The 2018 edition has been revised and expanded, providing a sweeping tour of the tower’s prominent position in Islamic architecture.

Despite claims that Islamic architecture has stagnated, Bloom uses this book to outline his belief that it is alive and well, telling readers that in the past few decades “Muslims in Islamic countries have built ever taller and more monumental minarets … while Muslims in the West have sought to build mosques and Islamic centers using such traditional architectural forms as domes and minarets.”

The author brings the architectural form to life by detailing the types of minarets found around the world. A number of contemporary minarets are still built in the Ottoman or Mamluk style, but there are notable exceptions such as the futuristic mosque designed by Japanese architect Kenzo Tange for the King Faisal Foundation in Riyadh.

Bloom also explores the political dimensions of the Islamic symbol. He describes growing opposition to new mosques in Europe, particularly in Switzerland, where a 2009 poster circulated by the far-right Swiss People’s Party showed Ottoman-style minarets piercing the Swiss flag like missiles. This book sheds light on the campaign, and others like it, which have used the symbol of a minaret to oppose immigration.
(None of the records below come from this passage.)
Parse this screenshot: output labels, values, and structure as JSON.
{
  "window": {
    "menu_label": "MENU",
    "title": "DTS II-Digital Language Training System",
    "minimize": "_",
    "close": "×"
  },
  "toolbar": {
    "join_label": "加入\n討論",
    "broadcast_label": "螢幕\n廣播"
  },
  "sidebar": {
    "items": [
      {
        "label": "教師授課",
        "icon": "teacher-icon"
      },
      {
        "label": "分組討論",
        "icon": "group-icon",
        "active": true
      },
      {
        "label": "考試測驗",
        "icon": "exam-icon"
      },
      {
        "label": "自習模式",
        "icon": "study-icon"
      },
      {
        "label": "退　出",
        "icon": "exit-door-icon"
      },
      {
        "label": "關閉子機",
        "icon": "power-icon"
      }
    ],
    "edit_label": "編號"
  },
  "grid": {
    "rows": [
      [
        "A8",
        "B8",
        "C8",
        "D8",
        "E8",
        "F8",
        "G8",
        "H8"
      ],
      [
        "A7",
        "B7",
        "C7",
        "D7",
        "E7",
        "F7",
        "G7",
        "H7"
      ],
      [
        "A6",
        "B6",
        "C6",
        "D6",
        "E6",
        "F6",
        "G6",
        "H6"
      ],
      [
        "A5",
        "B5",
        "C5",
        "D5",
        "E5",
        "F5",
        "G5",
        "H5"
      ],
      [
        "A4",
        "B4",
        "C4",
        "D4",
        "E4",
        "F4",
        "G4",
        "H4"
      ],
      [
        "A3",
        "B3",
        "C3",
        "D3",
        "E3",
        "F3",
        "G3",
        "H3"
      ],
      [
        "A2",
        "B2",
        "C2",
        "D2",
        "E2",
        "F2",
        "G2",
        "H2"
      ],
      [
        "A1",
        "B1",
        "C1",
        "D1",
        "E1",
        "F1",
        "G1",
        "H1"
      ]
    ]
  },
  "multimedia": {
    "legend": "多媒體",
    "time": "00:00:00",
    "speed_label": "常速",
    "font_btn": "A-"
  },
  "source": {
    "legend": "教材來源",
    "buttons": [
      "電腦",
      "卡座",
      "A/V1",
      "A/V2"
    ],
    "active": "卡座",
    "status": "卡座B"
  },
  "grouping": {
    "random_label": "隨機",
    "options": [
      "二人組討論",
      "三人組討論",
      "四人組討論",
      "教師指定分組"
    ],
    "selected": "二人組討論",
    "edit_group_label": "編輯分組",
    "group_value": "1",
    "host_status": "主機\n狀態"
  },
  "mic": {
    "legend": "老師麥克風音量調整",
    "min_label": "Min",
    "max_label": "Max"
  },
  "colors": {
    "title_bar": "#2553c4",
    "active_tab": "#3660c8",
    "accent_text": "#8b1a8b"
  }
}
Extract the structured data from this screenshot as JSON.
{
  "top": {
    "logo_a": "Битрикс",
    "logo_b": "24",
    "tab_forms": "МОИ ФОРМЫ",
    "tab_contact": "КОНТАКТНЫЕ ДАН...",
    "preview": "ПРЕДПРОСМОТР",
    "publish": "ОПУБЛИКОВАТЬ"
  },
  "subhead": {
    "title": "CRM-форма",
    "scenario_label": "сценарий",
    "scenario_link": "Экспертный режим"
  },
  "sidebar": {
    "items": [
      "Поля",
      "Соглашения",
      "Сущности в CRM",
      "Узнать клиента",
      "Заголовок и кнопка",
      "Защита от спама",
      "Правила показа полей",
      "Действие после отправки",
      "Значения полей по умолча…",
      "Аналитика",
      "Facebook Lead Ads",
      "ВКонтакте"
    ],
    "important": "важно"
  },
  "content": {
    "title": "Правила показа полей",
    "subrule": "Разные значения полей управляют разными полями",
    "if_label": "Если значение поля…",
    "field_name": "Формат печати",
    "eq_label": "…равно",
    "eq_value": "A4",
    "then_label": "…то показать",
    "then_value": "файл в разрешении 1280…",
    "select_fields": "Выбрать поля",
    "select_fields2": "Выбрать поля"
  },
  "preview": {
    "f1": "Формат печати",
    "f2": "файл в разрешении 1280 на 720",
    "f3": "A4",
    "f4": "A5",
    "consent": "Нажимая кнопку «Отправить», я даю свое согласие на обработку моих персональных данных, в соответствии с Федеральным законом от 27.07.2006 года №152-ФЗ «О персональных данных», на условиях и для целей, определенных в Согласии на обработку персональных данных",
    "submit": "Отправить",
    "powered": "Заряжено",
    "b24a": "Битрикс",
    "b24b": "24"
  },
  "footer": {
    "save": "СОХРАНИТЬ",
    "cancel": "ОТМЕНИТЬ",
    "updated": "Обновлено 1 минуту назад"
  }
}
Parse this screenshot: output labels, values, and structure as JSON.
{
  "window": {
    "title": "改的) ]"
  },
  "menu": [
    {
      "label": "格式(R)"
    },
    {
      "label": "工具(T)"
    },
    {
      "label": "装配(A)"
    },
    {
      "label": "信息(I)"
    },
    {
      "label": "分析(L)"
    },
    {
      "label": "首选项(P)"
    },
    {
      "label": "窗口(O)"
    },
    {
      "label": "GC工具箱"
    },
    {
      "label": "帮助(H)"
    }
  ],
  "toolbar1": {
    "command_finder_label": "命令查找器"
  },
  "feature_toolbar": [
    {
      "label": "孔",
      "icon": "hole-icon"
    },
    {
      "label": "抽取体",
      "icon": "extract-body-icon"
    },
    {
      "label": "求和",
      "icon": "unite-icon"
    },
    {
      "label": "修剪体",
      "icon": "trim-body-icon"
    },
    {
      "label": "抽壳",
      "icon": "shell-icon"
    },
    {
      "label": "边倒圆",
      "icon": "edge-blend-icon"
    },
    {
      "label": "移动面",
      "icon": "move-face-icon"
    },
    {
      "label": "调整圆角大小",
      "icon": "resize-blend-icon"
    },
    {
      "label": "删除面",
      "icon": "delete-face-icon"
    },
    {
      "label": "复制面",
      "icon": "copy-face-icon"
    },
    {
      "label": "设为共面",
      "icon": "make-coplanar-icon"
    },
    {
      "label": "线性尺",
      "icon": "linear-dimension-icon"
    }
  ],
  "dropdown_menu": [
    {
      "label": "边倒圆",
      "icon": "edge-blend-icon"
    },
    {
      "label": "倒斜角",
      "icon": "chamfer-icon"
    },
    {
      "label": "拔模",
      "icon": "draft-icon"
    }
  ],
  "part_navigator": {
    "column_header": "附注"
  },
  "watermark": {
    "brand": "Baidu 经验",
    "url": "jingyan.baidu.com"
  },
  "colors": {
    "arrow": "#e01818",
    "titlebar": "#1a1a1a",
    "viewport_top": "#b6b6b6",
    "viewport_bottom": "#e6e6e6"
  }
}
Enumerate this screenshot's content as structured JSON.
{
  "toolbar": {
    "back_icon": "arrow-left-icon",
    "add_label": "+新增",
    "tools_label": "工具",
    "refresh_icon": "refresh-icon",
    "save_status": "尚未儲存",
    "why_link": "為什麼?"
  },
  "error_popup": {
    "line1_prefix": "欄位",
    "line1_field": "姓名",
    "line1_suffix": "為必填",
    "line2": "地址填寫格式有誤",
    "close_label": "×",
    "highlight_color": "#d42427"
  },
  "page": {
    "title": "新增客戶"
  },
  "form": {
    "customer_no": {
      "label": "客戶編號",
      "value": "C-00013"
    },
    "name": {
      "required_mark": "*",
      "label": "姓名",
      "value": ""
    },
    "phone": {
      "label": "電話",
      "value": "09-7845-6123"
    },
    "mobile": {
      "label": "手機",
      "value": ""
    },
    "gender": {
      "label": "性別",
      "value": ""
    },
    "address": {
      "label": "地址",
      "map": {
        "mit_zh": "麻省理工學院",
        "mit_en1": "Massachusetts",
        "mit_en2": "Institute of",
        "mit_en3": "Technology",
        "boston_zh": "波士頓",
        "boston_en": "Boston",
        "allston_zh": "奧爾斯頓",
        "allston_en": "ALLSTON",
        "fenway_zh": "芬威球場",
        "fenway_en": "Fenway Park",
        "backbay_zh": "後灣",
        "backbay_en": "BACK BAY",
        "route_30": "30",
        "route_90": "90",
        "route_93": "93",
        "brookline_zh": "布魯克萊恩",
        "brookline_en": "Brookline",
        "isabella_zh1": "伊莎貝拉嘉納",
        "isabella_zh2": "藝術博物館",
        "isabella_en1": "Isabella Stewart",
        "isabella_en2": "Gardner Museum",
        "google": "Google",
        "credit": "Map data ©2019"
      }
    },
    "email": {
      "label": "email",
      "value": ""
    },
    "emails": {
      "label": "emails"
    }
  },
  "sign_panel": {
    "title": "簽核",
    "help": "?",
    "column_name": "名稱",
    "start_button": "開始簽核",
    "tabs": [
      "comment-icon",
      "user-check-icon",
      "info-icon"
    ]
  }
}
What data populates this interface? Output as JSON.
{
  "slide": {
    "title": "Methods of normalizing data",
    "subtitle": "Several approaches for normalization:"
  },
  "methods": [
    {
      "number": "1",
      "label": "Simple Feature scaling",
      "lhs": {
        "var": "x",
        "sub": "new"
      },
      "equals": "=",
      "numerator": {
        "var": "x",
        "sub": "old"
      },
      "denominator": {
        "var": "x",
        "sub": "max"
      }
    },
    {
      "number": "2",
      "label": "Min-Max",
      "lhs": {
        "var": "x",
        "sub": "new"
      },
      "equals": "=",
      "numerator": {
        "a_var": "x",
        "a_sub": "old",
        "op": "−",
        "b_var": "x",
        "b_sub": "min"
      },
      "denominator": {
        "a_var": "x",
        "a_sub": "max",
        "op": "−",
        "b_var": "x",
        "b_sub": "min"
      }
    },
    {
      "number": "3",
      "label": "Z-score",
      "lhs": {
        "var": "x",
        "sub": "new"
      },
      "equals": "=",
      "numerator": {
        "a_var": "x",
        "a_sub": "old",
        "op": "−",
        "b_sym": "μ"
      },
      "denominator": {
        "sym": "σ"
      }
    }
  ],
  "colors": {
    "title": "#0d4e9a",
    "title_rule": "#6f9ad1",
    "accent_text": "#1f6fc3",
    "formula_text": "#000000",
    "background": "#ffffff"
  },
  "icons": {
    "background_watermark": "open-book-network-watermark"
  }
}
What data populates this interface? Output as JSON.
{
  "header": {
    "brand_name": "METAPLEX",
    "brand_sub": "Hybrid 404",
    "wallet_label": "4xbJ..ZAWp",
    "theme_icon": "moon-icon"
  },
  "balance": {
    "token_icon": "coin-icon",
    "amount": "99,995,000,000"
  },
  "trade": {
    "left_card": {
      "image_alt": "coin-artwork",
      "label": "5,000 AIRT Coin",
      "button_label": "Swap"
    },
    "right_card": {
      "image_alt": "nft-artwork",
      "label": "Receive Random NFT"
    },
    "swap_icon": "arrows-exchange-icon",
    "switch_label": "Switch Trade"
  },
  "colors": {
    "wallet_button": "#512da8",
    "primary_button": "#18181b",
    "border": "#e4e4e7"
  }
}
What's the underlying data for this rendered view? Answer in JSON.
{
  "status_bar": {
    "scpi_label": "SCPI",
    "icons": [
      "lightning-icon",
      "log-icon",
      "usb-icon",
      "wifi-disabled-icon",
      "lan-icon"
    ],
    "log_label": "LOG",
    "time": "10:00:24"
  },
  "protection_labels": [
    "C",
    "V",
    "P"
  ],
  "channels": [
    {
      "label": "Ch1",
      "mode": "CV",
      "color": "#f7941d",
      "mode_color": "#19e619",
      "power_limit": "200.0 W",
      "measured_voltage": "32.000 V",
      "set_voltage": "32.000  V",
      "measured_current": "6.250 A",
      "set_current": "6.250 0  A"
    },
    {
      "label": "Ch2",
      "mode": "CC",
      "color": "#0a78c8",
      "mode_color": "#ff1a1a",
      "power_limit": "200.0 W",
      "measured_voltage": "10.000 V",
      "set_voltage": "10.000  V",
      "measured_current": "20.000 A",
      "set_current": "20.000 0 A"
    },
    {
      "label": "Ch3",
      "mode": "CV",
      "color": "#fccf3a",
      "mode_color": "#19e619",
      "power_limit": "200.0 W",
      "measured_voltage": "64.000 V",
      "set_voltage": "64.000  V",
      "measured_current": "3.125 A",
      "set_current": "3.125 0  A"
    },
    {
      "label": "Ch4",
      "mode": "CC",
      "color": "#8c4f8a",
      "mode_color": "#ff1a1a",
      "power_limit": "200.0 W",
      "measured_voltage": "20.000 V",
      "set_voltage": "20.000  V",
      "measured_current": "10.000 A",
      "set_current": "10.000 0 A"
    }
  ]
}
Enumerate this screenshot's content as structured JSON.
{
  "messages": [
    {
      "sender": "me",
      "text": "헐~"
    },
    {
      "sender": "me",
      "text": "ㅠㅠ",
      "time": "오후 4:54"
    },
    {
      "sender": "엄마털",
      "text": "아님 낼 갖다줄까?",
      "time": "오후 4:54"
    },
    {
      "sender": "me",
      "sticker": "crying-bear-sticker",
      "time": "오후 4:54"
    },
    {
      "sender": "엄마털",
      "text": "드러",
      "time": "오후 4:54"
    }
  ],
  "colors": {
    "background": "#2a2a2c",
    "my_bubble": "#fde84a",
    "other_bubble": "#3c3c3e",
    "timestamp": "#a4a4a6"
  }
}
From the aesthetic charm of the minaret, to its sociopolitical implications, this book is a must-read for those seeking to understand the powerful impact that bricks and mortar can have on society.